--- SOURCE DATA ---
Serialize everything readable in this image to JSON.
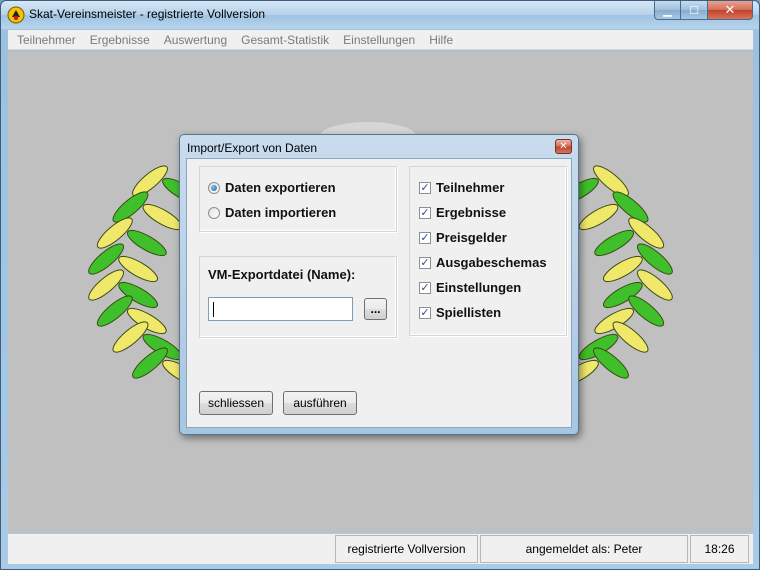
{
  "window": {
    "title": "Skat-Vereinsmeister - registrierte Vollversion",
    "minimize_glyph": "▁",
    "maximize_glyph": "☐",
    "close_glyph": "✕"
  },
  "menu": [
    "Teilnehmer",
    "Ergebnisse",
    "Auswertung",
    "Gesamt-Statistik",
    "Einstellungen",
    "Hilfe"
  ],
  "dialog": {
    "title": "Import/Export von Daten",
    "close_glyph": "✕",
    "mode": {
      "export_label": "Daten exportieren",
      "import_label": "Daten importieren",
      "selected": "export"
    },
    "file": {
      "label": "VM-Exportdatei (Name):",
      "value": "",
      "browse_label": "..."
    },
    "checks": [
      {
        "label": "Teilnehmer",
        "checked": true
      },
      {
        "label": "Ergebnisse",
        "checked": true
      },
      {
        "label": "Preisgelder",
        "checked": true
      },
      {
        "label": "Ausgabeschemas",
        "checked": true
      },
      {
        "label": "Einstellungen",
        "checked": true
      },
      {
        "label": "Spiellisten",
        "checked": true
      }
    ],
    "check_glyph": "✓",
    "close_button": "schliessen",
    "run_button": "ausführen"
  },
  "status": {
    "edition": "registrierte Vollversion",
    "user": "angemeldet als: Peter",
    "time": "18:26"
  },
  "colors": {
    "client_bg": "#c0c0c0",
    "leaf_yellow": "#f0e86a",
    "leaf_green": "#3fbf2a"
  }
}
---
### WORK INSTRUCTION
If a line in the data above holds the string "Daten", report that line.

### SOLUTION FOR THIS PROBLEM
    "title": "Import/Export von Daten",
      "export_label": "Daten exportieren",
      "import_label": "Daten importieren",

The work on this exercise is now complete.